Data about app and page elements:

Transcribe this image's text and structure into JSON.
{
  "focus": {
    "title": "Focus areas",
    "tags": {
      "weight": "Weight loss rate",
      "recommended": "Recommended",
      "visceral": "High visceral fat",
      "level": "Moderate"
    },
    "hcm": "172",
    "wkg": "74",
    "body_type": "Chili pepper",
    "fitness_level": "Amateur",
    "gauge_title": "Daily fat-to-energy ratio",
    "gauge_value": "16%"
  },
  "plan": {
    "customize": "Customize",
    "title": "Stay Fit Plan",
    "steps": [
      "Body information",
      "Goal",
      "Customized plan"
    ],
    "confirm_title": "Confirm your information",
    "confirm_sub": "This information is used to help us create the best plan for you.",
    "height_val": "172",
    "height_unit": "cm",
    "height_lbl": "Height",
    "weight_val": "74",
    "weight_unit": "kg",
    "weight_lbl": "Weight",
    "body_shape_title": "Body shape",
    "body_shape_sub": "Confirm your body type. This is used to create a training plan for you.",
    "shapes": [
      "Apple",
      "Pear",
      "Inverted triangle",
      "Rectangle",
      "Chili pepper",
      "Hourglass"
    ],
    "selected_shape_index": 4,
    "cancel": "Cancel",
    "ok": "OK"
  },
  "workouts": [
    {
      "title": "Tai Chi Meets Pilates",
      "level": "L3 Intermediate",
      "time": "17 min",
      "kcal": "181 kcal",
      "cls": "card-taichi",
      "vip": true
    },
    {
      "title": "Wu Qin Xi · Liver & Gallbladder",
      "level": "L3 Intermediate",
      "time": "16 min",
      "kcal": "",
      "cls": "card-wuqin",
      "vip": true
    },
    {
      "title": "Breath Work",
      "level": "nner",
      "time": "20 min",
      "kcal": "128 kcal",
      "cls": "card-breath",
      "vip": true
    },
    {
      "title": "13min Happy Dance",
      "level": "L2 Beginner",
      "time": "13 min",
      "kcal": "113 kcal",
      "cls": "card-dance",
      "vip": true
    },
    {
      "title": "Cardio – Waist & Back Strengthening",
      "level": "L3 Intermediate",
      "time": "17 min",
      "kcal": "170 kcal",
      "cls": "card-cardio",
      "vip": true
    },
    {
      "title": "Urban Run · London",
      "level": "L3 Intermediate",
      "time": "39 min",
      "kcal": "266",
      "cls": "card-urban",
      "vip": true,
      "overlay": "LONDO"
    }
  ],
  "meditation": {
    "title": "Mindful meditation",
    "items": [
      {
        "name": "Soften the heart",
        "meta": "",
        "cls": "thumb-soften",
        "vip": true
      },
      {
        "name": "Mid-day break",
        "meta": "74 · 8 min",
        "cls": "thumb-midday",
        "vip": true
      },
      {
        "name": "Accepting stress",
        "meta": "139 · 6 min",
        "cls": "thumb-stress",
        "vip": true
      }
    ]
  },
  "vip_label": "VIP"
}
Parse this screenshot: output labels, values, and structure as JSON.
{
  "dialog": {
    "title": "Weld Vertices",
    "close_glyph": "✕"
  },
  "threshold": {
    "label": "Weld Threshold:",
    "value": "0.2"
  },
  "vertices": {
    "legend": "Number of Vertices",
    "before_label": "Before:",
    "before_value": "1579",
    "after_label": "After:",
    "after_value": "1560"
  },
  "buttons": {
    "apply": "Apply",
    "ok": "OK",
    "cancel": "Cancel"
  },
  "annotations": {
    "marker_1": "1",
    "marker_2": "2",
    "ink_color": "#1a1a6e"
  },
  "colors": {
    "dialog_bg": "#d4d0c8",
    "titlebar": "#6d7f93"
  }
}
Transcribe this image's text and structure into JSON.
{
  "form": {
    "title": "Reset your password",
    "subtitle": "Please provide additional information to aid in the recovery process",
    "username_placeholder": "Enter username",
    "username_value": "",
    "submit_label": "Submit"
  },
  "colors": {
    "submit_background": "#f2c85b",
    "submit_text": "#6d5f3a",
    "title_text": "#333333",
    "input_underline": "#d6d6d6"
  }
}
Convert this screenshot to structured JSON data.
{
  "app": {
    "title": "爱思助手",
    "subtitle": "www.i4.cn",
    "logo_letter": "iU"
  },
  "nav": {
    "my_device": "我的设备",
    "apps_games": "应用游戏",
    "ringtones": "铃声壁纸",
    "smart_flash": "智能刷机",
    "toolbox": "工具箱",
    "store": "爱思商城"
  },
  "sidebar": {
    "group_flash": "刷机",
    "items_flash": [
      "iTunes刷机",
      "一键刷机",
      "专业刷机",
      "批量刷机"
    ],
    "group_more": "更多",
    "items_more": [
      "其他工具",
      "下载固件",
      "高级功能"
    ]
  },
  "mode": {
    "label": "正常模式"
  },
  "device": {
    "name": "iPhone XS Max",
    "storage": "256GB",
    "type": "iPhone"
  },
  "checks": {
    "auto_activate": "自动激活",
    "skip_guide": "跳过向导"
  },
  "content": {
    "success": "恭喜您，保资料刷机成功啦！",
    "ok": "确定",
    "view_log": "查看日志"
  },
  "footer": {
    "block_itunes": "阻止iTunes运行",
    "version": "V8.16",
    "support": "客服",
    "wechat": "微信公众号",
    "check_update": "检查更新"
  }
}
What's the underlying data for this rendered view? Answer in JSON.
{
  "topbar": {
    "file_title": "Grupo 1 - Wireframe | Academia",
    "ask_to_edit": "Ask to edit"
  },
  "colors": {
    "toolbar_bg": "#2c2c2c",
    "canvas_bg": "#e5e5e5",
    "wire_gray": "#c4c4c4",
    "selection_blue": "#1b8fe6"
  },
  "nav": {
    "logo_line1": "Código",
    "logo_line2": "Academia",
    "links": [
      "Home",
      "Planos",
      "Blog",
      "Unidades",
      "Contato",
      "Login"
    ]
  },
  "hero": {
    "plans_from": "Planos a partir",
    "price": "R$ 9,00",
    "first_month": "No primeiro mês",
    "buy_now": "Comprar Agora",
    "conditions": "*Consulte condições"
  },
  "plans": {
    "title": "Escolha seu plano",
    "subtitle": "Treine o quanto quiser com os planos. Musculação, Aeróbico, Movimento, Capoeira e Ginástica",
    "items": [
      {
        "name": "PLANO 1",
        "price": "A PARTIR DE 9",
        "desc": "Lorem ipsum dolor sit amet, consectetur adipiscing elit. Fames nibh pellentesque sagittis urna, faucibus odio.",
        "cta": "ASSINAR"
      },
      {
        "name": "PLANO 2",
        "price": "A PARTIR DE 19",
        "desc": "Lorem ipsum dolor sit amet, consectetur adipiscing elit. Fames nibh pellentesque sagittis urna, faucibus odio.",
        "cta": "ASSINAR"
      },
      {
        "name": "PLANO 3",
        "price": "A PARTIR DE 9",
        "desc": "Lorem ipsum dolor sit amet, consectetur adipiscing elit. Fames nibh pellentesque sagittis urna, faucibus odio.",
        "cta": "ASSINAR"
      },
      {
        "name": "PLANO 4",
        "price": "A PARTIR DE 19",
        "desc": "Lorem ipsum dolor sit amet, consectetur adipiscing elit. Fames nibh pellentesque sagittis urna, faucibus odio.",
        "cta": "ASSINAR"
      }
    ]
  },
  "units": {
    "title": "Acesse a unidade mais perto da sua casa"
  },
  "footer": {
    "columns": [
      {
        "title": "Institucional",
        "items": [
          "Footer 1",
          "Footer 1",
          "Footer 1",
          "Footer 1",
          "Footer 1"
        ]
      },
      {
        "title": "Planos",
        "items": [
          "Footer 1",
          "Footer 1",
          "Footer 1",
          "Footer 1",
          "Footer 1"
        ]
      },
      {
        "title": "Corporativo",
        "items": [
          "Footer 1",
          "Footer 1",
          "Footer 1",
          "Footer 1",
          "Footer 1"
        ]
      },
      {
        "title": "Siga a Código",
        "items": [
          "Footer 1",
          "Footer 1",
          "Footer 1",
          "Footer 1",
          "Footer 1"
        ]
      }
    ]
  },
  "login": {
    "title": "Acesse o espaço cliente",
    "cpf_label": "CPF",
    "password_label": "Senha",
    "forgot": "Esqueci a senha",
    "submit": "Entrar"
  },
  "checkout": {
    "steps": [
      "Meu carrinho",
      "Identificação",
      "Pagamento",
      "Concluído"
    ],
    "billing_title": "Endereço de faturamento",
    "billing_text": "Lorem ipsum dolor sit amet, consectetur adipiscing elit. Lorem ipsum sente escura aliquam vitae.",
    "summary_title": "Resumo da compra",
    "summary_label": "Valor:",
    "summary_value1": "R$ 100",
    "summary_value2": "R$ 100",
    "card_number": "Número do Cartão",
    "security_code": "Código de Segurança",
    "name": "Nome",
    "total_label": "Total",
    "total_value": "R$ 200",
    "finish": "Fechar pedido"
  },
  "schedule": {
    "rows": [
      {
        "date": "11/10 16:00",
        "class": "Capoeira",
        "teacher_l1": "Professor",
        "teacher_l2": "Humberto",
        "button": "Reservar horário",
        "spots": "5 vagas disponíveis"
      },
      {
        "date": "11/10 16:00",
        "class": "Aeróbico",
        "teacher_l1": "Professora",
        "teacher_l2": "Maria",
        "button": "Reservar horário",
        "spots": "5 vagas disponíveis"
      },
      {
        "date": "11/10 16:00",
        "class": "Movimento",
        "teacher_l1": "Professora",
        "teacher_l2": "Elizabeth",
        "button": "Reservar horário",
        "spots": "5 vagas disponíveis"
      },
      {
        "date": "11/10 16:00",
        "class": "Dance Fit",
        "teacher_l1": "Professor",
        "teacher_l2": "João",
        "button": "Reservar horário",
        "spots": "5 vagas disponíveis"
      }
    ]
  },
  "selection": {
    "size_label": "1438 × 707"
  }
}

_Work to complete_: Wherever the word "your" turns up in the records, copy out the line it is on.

_Response to the exercise_:
    "confirm_title": "Confirm your information",
    "body_shape_sub": "Confirm your body type. This is used to create a training plan for you.",
    "title": "Reset your password",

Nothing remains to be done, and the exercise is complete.